If there’s one thing plastic processors cannot get enough of right now, it could be Vistamaxx, a propylene-based elastomer from ExxonMobil Chemical used in a variety of applications ranging from diapers to waterproofing membranes. This situation will be resolved come mid-2023, when the company’s new 400,000-tonnes/year production asset is slated for commercial startup in Baytown, TX.
In a wide-ranging interview with PlasticsToday, Olivier Lorge, Global Market Manager, Polypropylene, Vistamaxx and Adhesives (PVA), ExxonMobil Chemical, said polypropylene (PP) rigid packaging had emerged as the largest market by volume for Vistamaxx, where it functions to improve impact strength, enhance processability, and eliminate stress whitening in injection-molded containers, for example. Vistamaxx can also be used as a property enhancer for PP thermoformed cups and blow-molded high-density polyethylene (HDPE) bottles.
ExxonMobil Chemical is also leveraging Vistamaxx’s properties in the hygiene field, where it was first applied to increase the softness and loftness of the nonwoven spunbond component of diapers but is now also widely used in elastic films for waistbands and stretch airs, and in hygiene hot-melt adhesive formulations.

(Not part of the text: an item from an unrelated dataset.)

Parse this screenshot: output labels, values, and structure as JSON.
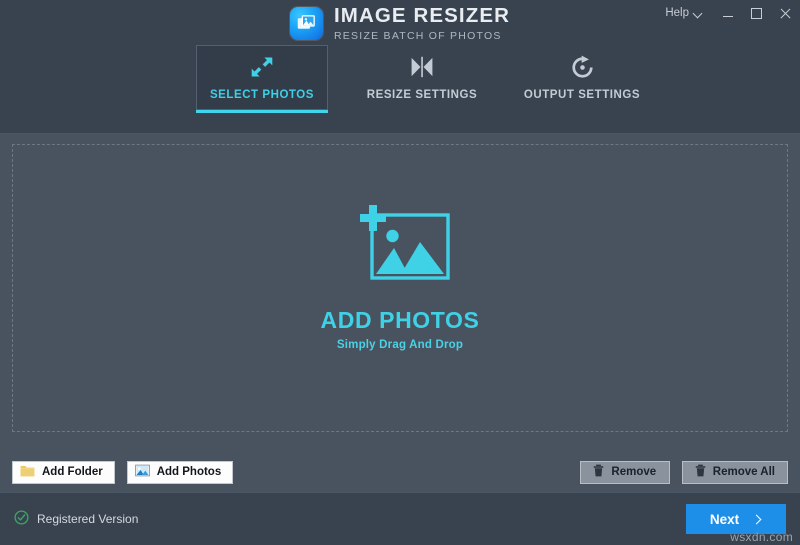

The new plant in Baytown is better suited than existing assets to the production of low-viscosity grades used in these applications, said Lorge.
Another leading market driver is stretch film, where Vistamaxx can create toughness and cling. “When you want to stretch to a very high load, the solution will be based on Vistamaxx,” said Lorge. Sealant film also continues to be a mainstay application for Vistamaxx.
In terms of emerging markets, the building & construction sector’s push toward sustainability and recyclability could prove to be a bonanza for Vistamaxx. “It started years ago in carpet backing and in waterproofing membranes, where Vistamaxx replaced PVC or bitumen, enabling brand-owners to develop a recyclable solution,” said Lorge. “The third application that we are now targeting in the construction business from a sustainable standpoint is luxury vinyl tiles,” he adds.
ExxonMobil Chemical has also shown that Vistamaxx works well as a compatibilizer for co-mingled streams of polyethylene and polypropylene, while simultaneously functioning to improve flow properties and toughness. “We have had success in projects in Chile, Brazil and Norway, and we are currently working on a project to increase recycled content in PE and PP bottles.”
While doubling of Vistamaxx capacity in one fell swoop represents a big jump, all three of ExxonMobil Chemical’s production assets in Baton Rouge, Singapore, and Baytown are also capable of producing ethylene-based Exact elastomer and plastomers, giving the supplier the flexibility to chase demand in both markets. Further, Lorge notes that ExxonMobil has “more ideas than we have capacity for Vistamaxx. I could give you 10 new ideas, but a lot of the development work remains confidential.” Perhaps the best is yet to come for Vistamaxx.